TASK BRIEF:
Repeat the records exactly. Every line must match.
*** Opening MATERIAL FOR THE TASK ***
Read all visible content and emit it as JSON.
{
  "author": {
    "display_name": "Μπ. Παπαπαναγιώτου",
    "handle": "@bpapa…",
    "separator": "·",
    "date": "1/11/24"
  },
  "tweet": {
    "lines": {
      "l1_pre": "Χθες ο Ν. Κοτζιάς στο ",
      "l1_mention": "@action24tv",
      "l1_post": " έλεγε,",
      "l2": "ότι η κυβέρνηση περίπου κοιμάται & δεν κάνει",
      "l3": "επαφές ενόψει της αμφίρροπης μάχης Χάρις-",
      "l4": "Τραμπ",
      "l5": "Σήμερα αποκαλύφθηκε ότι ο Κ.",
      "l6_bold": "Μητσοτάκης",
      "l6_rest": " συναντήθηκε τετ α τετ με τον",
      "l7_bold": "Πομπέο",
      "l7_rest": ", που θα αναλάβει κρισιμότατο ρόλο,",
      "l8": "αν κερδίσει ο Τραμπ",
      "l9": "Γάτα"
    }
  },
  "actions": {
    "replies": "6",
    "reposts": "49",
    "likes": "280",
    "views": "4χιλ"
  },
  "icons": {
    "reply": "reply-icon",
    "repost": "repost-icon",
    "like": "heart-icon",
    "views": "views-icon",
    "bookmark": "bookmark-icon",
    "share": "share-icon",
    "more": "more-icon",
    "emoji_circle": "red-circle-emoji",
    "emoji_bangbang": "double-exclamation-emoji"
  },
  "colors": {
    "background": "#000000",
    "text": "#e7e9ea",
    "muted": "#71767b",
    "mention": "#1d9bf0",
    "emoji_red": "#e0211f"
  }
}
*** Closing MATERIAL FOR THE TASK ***
SOLUTION FOR THIS TASK:
Read all visible content and emit it as JSON.
{
  "author": {
    "display_name": "Μπ. Παπαπαναγιώτου",
    "handle": "@bpapa…",
    "separator": "·",
    "date": "1/11/24"
  },
  "tweet": {
    "lines": {
      "l1_pre": "Χθες ο Ν. Κοτζιάς στο ",
      "l1_mention": "@action24tv",
      "l1_post": " έλεγε,",
      "l2": "ότι η κυβέρνηση περίπου κοιμάται & δεν κάνει",
      "l3": "επαφές ενόψει της αμφίρροπης μάχης Χάρις-",
      "l4": "Τραμπ",
      "l5": "Σήμερα αποκαλύφθηκε ότι ο Κ.",
      "l6_bold": "Μητσοτάκης",
      "l6_rest": " συναντήθηκε τετ α τετ με τον",
      "l7_bold": "Πομπέο",
      "l7_rest": ", που θα αναλάβει κρισιμότατο ρόλο,",
      "l8": "αν κερδίσει ο Τραμπ",
      "l9": "Γάτα"
    }
  },
  "actions": {
    "replies": "6",
    "reposts": "49",
    "likes": "280",
    "views": "4χιλ"
  },
  "icons": {
    "reply": "reply-icon",
    "repost": "repost-icon",
    "like": "heart-icon",
    "views": "views-icon",
    "bookmark": "bookmark-icon",
    "share": "share-icon",
    "more": "more-icon",
    "emoji_circle": "red-circle-emoji",
    "emoji_bangbang": "double-exclamation-emoji"
  },
  "colors": {
    "background": "#000000",
    "text": "#e7e9ea",
    "muted": "#71767b",
    "mention": "#1d9bf0",
    "emoji_red": "#e0211f"
  }
}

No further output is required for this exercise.